Pattern #17. I like this one the whole, but I'm scheming to get rid of those unsightly sleeve and shoulder seams. I think I would have designed this sweater to be knitted from the top down so that it would be seamless, though one would probably not be able to get a v-neck working that way. Also, this sweater deserved a better colour scheme.
Pattern #18. A very contemporary and attractive take on the argyle pattern.
Pattern #19. Love this hat. Both the pattern and the colour palette are perfection.
Pattern #20. A lovely cowl. The non-traditional colour combination serves the classic fair isle pattern well.
Pattern #21. A classic if rather basic cowl, with pockets that someone has inexplicably chosen to line with pieces of a granny apron. This pattern needed something, but it wasn't that.
Pattern #22. This is an inventive and contemporary piece, but I'd put it on a couch rather than on my back.
Wednesday, 9 November 2016
Vogue Knitting has released its Holiday 2016 issue. Let's have a look at what's knitted and in vogue these holidays, shall we?
Pattern #1. A lovely contemporary piece, and it's reversible. I'd have put silver beads on this instead of gold.
Pattern #2. Very attractive and carefully detailed piece.
Pattern #3. Nice gradient effect.
Pattern #4. That's some awesome stitchwork, and the shaping complements it.
Pattern #5. Kind of schlumpy.
Pattern #6. This could work with the right outfit, but I think it would make me feel as though I were wearing a life preserver made out of the Michelin Tire Man.
Pattern #7. A handsome and super warm-looking throw.
Pattern #8. Love this one. But then solid colour sweaters with beautifully intricate yokes are my jam.
Pattern #9. Oh Vogue Knitting, it's like you're designing just for me.
Pattern #10. Very pretty fair isle, and the colourway is charming.
Pattern #11. Nice cardigan, though my one nitpick is that those sleeves are an awkward length.
Pattern #12. The pattern is rather eye-catching, though it deserved better styling than to be worn over a x-larger t-shirt, which gives the total look a "just running out to a convenience store in pajamas" air.
Pattern #13. Quite a simple effect, but it's attractive enough.

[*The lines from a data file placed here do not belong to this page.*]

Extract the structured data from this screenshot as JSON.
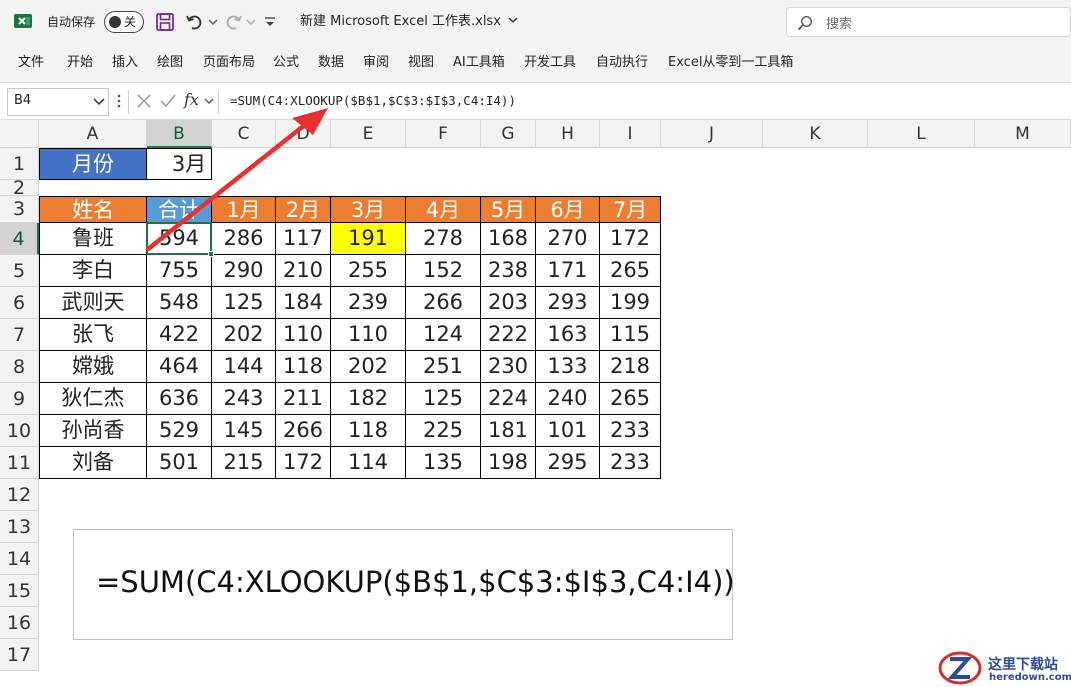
{
  "titlebar": {
    "autosave_label": "自动保存",
    "autosave_state": "关",
    "file_title": "新建 Microsoft Excel 工作表.xlsx",
    "search_placeholder": "搜索"
  },
  "ribbon": {
    "tabs": [
      "文件",
      "开始",
      "插入",
      "绘图",
      "页面布局",
      "公式",
      "数据",
      "审阅",
      "视图",
      "AI工具箱",
      "开发工具",
      "自动执行",
      "Excel从零到一工具箱"
    ]
  },
  "formula_bar": {
    "name_box": "B4",
    "fx_label": "fx",
    "formula": "=SUM(C4:XLOOKUP($B$1,$C$3:$I$3,C4:I4))"
  },
  "sheet": {
    "columns": [
      "A",
      "B",
      "C",
      "D",
      "E",
      "F",
      "G",
      "H",
      "I",
      "J",
      "K",
      "L",
      "M"
    ],
    "rows": [
      "1",
      "2",
      "3",
      "4",
      "5",
      "6",
      "7",
      "8",
      "9",
      "10",
      "11",
      "12",
      "13",
      "14",
      "15",
      "16",
      "17"
    ],
    "selected_cell": "B4",
    "month_label": "月份",
    "month_value": "3月",
    "table_headers": [
      "姓名",
      "合计",
      "1月",
      "2月",
      "3月",
      "4月",
      "5月",
      "6月",
      "7月"
    ],
    "table_rows": [
      [
        "鲁班",
        "594",
        "286",
        "117",
        "191",
        "278",
        "168",
        "270",
        "172"
      ],
      [
        "李白",
        "755",
        "290",
        "210",
        "255",
        "152",
        "238",
        "171",
        "265"
      ],
      [
        "武则天",
        "548",
        "125",
        "184",
        "239",
        "266",
        "203",
        "293",
        "199"
      ],
      [
        "张飞",
        "422",
        "202",
        "110",
        "110",
        "124",
        "222",
        "163",
        "115"
      ],
      [
        "嫦娥",
        "464",
        "144",
        "118",
        "202",
        "251",
        "230",
        "133",
        "218"
      ],
      [
        "狄仁杰",
        "636",
        "243",
        "211",
        "182",
        "125",
        "224",
        "240",
        "265"
      ],
      [
        "孙尚香",
        "529",
        "145",
        "266",
        "118",
        "225",
        "181",
        "101",
        "233"
      ],
      [
        "刘备",
        "501",
        "215",
        "172",
        "114",
        "135",
        "198",
        "295",
        "233"
      ]
    ],
    "formula_callout": "=SUM(C4:XLOOKUP($B$1,$C$3:$I$3,C4:I4))"
  },
  "colors": {
    "header_orange": "#ed7d31",
    "header_blue": "#5b9bd5",
    "month_label_blue": "#4472c4",
    "highlight_yellow": "#ffff00",
    "selection_green": "#217346",
    "arrow_red": "#e8312f"
  },
  "watermark": {
    "cn": "这里下载站",
    "en": "heredown.com"
  }
}
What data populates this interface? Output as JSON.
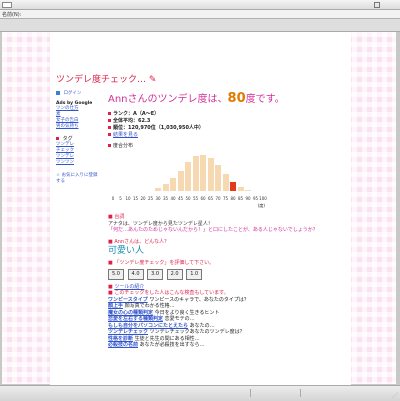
{
  "browser": {
    "address_label": "名前(N):",
    "status_text": ""
  },
  "header": {
    "title": "ツンデレ度チェック…",
    "pen_glyph": "✎"
  },
  "sidebar": {
    "login": "ログイン",
    "ads": "Ads by Google",
    "links": [
      "ツンの仕方",
      "素",
      "女子の告白",
      "男の気持ち"
    ],
    "tag_head": "タグ",
    "tags": [
      "ツンデレ",
      "チェック",
      "ツンデレ",
      "ツンツン"
    ],
    "bookmark": "お気に入りに登録する"
  },
  "main": {
    "result_prefix": "Annさんのツンデレ度は、",
    "score": "80",
    "result_suffix": "度です。",
    "rank": "ランク：A（A〜E）",
    "avg": "全体平均：62.3",
    "position": "順位：120,970位（1,030,950人中）",
    "retry": "結果を見る",
    "dist_title": "度合分布",
    "quote_head": "台詞",
    "quote_text1": "アナタは、ツンデレ度から見たツンデレ星人！",
    "quote_text2": "「何だ…あんたのためじゃないんだから！」と口にしたことが、ある人じゃないでしょうか？",
    "comment_head": "Annさんは、どんな人？",
    "kawaii": "可愛い人",
    "evaluate": "「ツンデレ度チェック」を評価して下さい。",
    "rating_buttons": [
      "5.0",
      "4.0",
      "3.0",
      "2.0",
      "1.0"
    ],
    "other_head": "ツールの紹介",
    "other_sub": "このチェックをした人はこんな検査もしています。",
    "others": [
      {
        "name": "ワンピースタイプ",
        "desc": "ワンピースのキャラで、あなたのタイプは？"
      },
      {
        "name": "顔上手",
        "desc": "顔写真でわかる性格…"
      },
      {
        "name": "魔女の心の種類判定",
        "desc": "今日をより良く生きるヒント"
      },
      {
        "name": "恋愛を左右する種類判定",
        "desc": "恋愛モテの…"
      },
      {
        "name": "もしも自分をパソコンにたとえたら",
        "desc": "あなたの…"
      },
      {
        "name": "ツンデレチェック",
        "desc": "ツンデレチェックあなたのツンデレ度は？"
      },
      {
        "name": "性格を診断",
        "desc": "生徒と先生の間にある相性…"
      },
      {
        "name": "必殺技の名前",
        "desc": "あなたが必殺技を出すなら…"
      }
    ]
  },
  "chart_data": {
    "type": "bar",
    "categories": [
      "0",
      "5",
      "10",
      "15",
      "20",
      "25",
      "30",
      "35",
      "40",
      "45",
      "50",
      "55",
      "60",
      "65",
      "70",
      "75",
      "80",
      "85",
      "90",
      "95",
      "100"
    ],
    "values": [
      0,
      0,
      0,
      0,
      0,
      0,
      2,
      5,
      9,
      14,
      20,
      24,
      25,
      23,
      18,
      12,
      6,
      3,
      1,
      0,
      0
    ],
    "highlight_category": "80",
    "xlabel": "(度)",
    "colors": {
      "bar": "#f6d9b0",
      "highlight": "#e23a1a"
    }
  }
}
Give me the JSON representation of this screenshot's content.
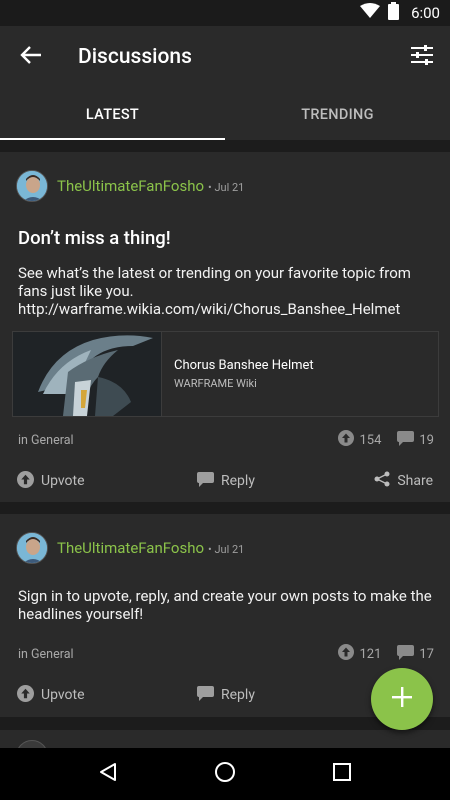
{
  "status_bar": {
    "time": "6:00",
    "icons": [
      "wifi-icon",
      "battery-icon"
    ]
  },
  "app_bar": {
    "title": "Discussions",
    "back_icon": "arrow-back-icon",
    "filter_icon": "tune-icon"
  },
  "tabs": [
    {
      "label": "LATEST",
      "active": true
    },
    {
      "label": "TRENDING",
      "active": false
    }
  ],
  "posts": [
    {
      "author": "TheUltimateFanFosho",
      "date": "• Jul 21",
      "title": "Don’t miss a thing!",
      "body": "See what’s the latest or trending on your favorite topic from fans just like you. http://warframe.wikia.com/wiki/Chorus_Banshee_Helmet",
      "link_preview": {
        "title": "Chorus Banshee Helmet",
        "source": "WARFRAME Wiki"
      },
      "category": "in General",
      "upvotes": "154",
      "replies": "19",
      "actions": {
        "upvote": "Upvote",
        "reply": "Reply",
        "share": "Share"
      }
    },
    {
      "author": "TheUltimateFanFosho",
      "date": "• Jul 21",
      "body": "Sign in to upvote, reply, and create your own posts to make the headlines yourself!",
      "category": "in General",
      "upvotes": "121",
      "replies": "17",
      "actions": {
        "upvote": "Upvote",
        "reply": "Reply"
      }
    }
  ],
  "fab": {
    "icon": "plus-icon"
  },
  "colors": {
    "accent": "#8bc34a",
    "app_bar": "#2a2a2a",
    "background": "#1c1c1c"
  }
}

Pattern #14. The texture's kind of interesting, but the selection of a variegated yarn made the final result way too busy, and this is a style that will look frumpy on most women, especially when it's so bulky.

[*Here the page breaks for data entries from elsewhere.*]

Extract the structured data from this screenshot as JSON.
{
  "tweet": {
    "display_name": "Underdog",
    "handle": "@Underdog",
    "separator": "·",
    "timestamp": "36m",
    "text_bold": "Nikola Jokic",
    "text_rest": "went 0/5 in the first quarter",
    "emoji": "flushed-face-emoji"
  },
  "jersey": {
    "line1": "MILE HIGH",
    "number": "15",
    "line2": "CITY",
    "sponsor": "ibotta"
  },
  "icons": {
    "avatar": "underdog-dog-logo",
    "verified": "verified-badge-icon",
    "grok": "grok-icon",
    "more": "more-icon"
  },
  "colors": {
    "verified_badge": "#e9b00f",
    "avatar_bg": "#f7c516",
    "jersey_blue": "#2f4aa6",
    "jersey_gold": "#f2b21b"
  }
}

Pattern #15. That's some impressive stitchwork, but this would look better as the afghan it so nearly is.
Pattern #16. Nice looking shawl. I'd like to see this in a more interesting colourway.

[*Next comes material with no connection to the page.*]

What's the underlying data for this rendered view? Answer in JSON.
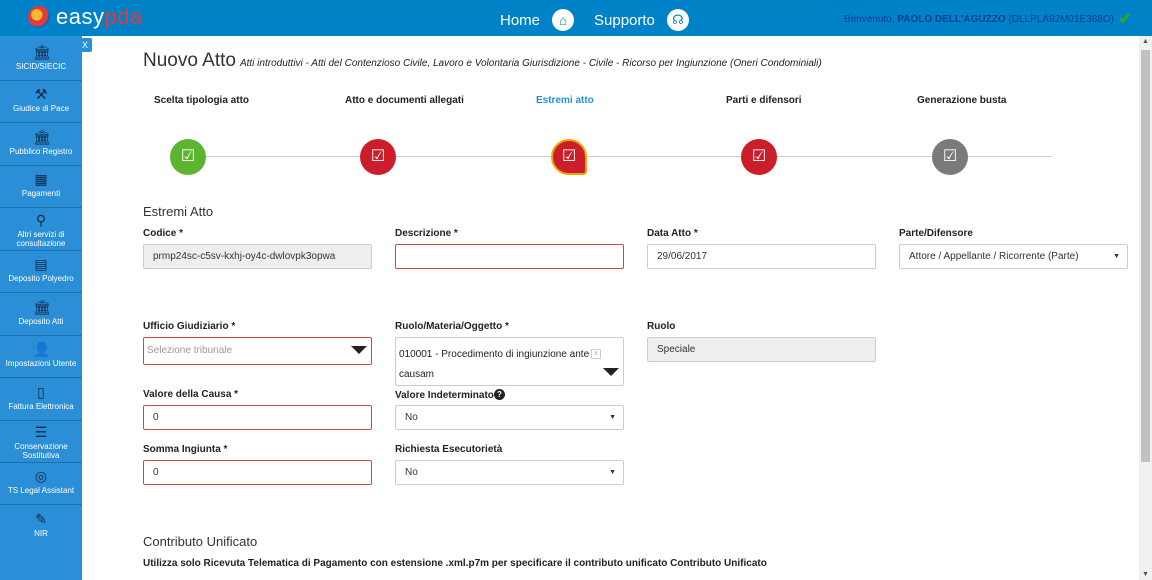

Pattern #17. I'd be afraid I would slap someone with all the excess sleeve drapery every time I raised an arm.
Pattern #18. This looks a tad on the heavy side, but I do like the intricately worked mosaic stitchwork.
Pattern #19. Some incredibly striking and impressive stitchwork in this one. And the kimono shaping works with it.
Pattern #20. Nicely shaped and detailed jacket.
Pattern #21. I can't say I care all that much for this shaping of this wrap, but the mosaic stitchwork is so incredibly impressive that it almost carries the piece. I'd still rather see this done as a jacket or as a shawl rather than as a hybrid of the two.
Pattern #22. The fresh blue ripples of this are pretty, but I would neaten up the fit and fix those dropped shoulders.
Pattern #23. These legwarmers are a cute and very young-looking design, but I can't help but feel they need feet in them.